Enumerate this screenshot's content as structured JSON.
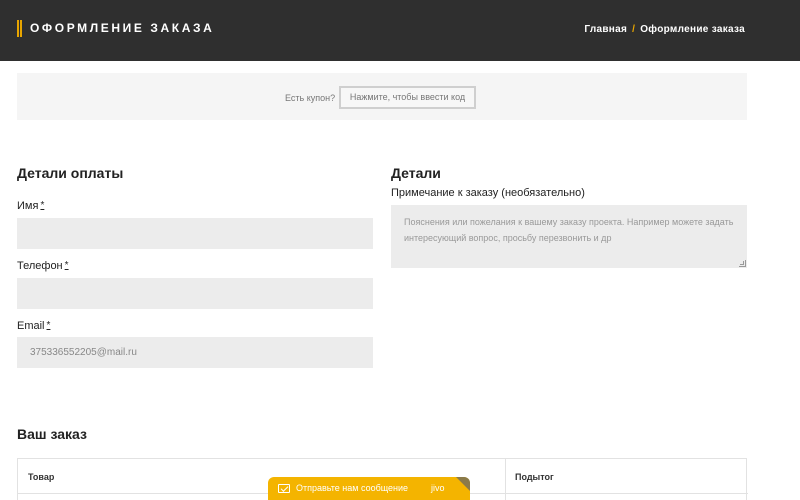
{
  "header": {
    "title": "Оформление заказа",
    "breadcrumb": {
      "home": "Главная",
      "separator": "/",
      "current": "Оформление заказа"
    }
  },
  "coupon": {
    "label": "Есть купон?",
    "button": "Нажмите, чтобы ввести код"
  },
  "billing": {
    "title": "Детали оплаты",
    "name_label": "Имя",
    "phone_label": "Телефон",
    "email_label": "Email",
    "required_mark": "*",
    "name_value": "",
    "phone_value": "",
    "email_value": "375336552205@mail.ru"
  },
  "details": {
    "title": "Детали",
    "note_label": "Примечание к заказу (необязательно)",
    "note_placeholder": "Пояснения или пожелания к вашему заказу проекта. Например можете задать интересующий вопрос, просьбу перезвонить и др"
  },
  "order": {
    "title": "Ваш заказ",
    "columns": [
      "Товар",
      "Подытог"
    ]
  },
  "chat": {
    "text": "Отправьте нам сообщение",
    "brand": "jivo"
  },
  "colors": {
    "accent": "#e8a500",
    "header_bg": "#2f2f2f",
    "chat_bg": "#f4b400"
  }
}
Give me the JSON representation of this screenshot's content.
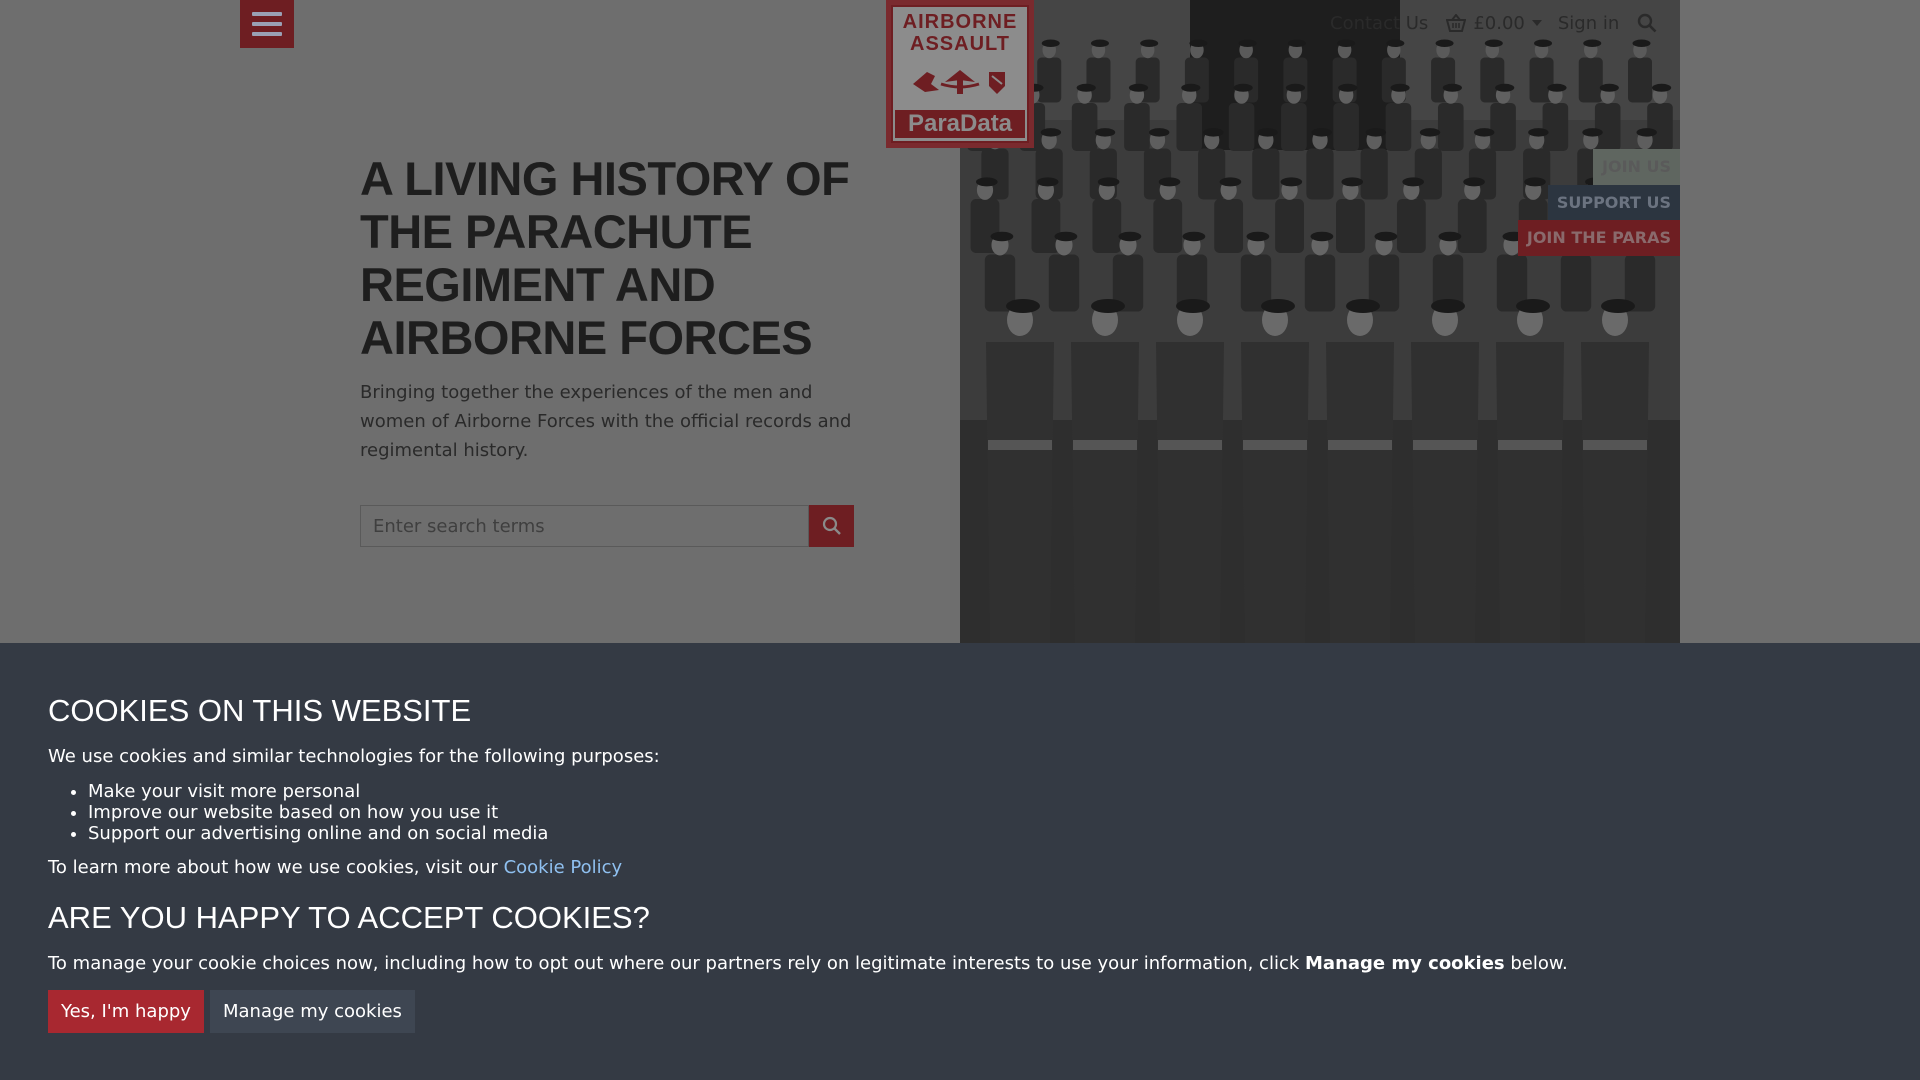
{
  "header": {
    "menu_icon": "hamburger-icon",
    "logo": {
      "line1": "AIRBORNE",
      "line2": "ASSAULT",
      "wordmark": "ParaData"
    },
    "nav": {
      "contact": "Contact Us",
      "basket_icon": "basket-icon",
      "basket_total": "£0.00",
      "dropdown_icon": "caret-down-icon",
      "signin": "Sign in",
      "search_icon": "search-icon"
    }
  },
  "side_buttons": {
    "join_us": "JOIN US",
    "support_us": "SUPPORT US",
    "join_paras": "JOIN THE PARAS"
  },
  "hero": {
    "title": "A LIVING HISTORY OF THE PARACHUTE REGIMENT AND AIRBORNE FORCES",
    "subtitle": "Bringing together the experiences of the men and women of Airborne Forces with the official records and regimental history.",
    "search_placeholder": "Enter search terms",
    "search_button_icon": "search-icon"
  },
  "cookie_banner": {
    "heading": "COOKIES ON THIS WEBSITE",
    "intro": "We use cookies and similar technologies for the following purposes:",
    "purposes": [
      "Make your visit more personal",
      "Improve our website based on how you use it",
      "Support our advertising online and on social media"
    ],
    "learn_more_text": "To learn more about how we use cookies, visit our",
    "policy_link": "Cookie Policy",
    "question": "ARE YOU HAPPY TO ACCEPT COOKIES?",
    "manage_text_before": "To manage your cookie choices now, including how to opt out where our partners rely on legitimate interests to use your information, click",
    "manage_text_bold": "Manage my cookies",
    "manage_text_after": "below.",
    "accept_label": "Yes, I'm happy",
    "manage_label": "Manage my cookies"
  },
  "colors": {
    "brand_maroon": "#6e1e22",
    "banner_bg": "#343a44",
    "accept_button": "#a82830",
    "link": "#8fc0f0"
  }
}
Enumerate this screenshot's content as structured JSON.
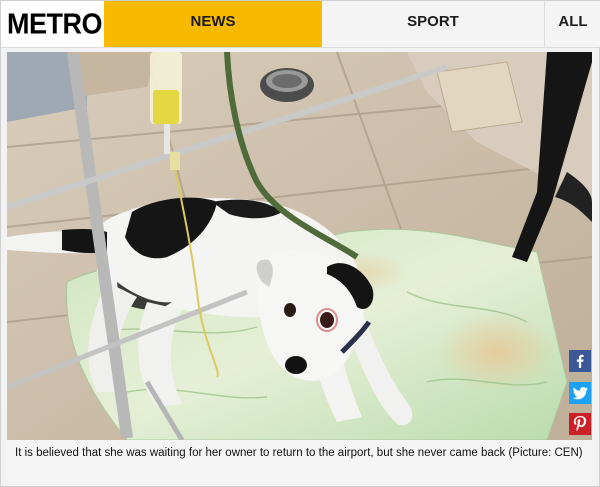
{
  "header": {
    "logo": "METRO",
    "nav": [
      {
        "label": "NEWS",
        "active": true
      },
      {
        "label": "SPORT",
        "active": false
      },
      {
        "label": "ALL",
        "active": false
      }
    ]
  },
  "colors": {
    "accent": "#f8ba00",
    "facebook": "#3b5998",
    "twitter": "#1da1f2",
    "pinterest": "#cb2027"
  },
  "share": {
    "icons": [
      "facebook-icon",
      "twitter-icon",
      "pinterest-icon"
    ]
  },
  "caption": {
    "text": "It is believed that she was waiting for her owner to return to the airport, but she never came back (Picture: CEN)"
  }
}
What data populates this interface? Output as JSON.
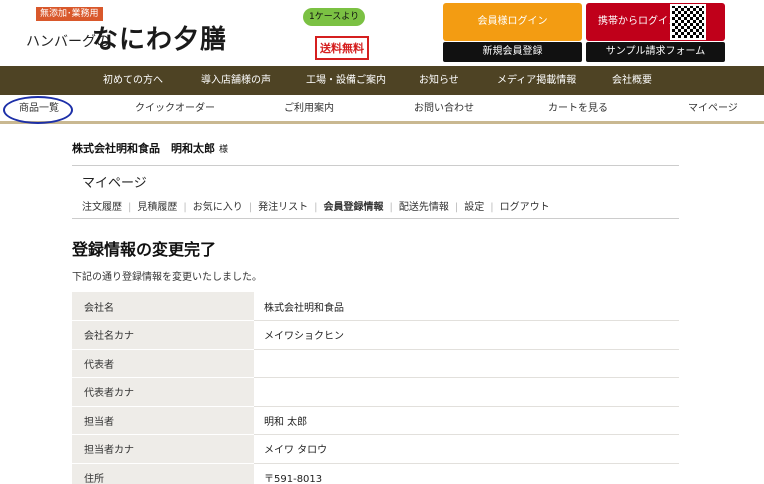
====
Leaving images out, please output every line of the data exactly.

Enumerate this screenshot's content as structured JSON.
{
  "header": {
    "title": "Оформление заказа",
    "breadcrumb": {
      "home": "Главная",
      "separator": "/",
      "current": "Оформление заказа"
    }
  },
  "coupon": {
    "label": "Есть купон?",
    "button": "Нажмите, чтобы ввести код"
  },
  "billing": {
    "title": "Детали оплаты",
    "name_label": "Имя",
    "phone_label": "Телефон",
    "email_label": "Email",
    "required_mark": "*",
    "name_value": "",
    "phone_value": "",
    "email_value": "375336552205@mail.ru"
  },
  "details": {
    "title": "Детали",
    "note_label": "Примечание к заказу (необязательно)",
    "note_placeholder": "Пояснения или пожелания к вашему заказу проекта. Например можете задать интересующий вопрос, просьбу перезвонить и др"
  },
  "order": {
    "title": "Ваш заказ",
    "columns": [
      "Товар",
      "Подытог"
    ]
  },
  "chat": {
    "text": "Отправьте нам сообщение",
    "brand": "jivo"
  },
  "colors": {
    "accent": "#e8a500",
    "header_bg": "#2f2f2f",
    "chat_bg": "#f4b400"
  }
}
Give me the JSON representation of this screenshot's content.
{
  "header": {
    "menu_icon": "hamburger-icon",
    "logo": {
      "line1": "AIRBORNE",
      "line2": "ASSAULT",
      "wordmark": "ParaData"
    },
    "nav": {
      "contact": "Contact Us",
      "basket_icon": "basket-icon",
      "basket_total": "£0.00",
      "dropdown_icon": "caret-down-icon",
      "signin": "Sign in",
      "search_icon": "search-icon"
    }
  },
  "side_buttons": {
    "join_us": "JOIN US",
    "support_us": "SUPPORT US",
    "join_paras": "JOIN THE PARAS"
  },
  "hero": {
    "title": "A LIVING HISTORY OF THE PARACHUTE REGIMENT AND AIRBORNE FORCES",
    "subtitle": "Bringing together the experiences of the men and women of Airborne Forces with the official records and regimental history.",
    "search_placeholder": "Enter search terms",
    "search_button_icon": "search-icon"
  },
  "cookie_banner": {
    "heading": "COOKIES ON THIS WEBSITE",
    "intro": "We use cookies and similar technologies for the following purposes:",
    "purposes": [
      "Make your visit more personal",
      "Improve our website based on how you use it",
      "Support our advertising online and on social media"
    ],
    "learn_more_text": "To learn more about how we use cookies, visit our",
    "policy_link": "Cookie Policy",
    "question": "ARE YOU HAPPY TO ACCEPT COOKIES?",
    "manage_text_before": "To manage your cookie choices now, including how to opt out where our partners rely on legitimate interests to use your information, click",
    "manage_text_bold": "Manage my cookies",
    "manage_text_after": "below.",
    "accept_label": "Yes, I'm happy",
    "manage_label": "Manage my cookies"
  },
  "colors": {
    "brand_maroon": "#6e1e22",
    "banner_bg": "#343a44",
    "accept_button": "#a82830",
    "link": "#8fc0f0"
  }
}
Enumerate this screenshot's content as structured JSON.
{
  "header": {
    "logo": "METRO",
    "nav": [
      {
        "label": "NEWS",
        "active": true
      },
      {
        "label": "SPORT",
        "active": false
      },
      {
        "label": "ALL",
        "active": false
      }
    ]
  },
  "colors": {
    "accent": "#f8ba00",
    "facebook": "#3b5998",
    "twitter": "#1da1f2",
    "pinterest": "#cb2027"
  },
  "share": {
    "icons": [
      "facebook-icon",
      "twitter-icon",
      "pinterest-icon"
    ]
  },
  "caption": {
    "text": "It is believed that she was waiting for her owner to return to the airport, but she never came back (Picture: CEN)"
  }
}
What data populates this interface? Output as JSON.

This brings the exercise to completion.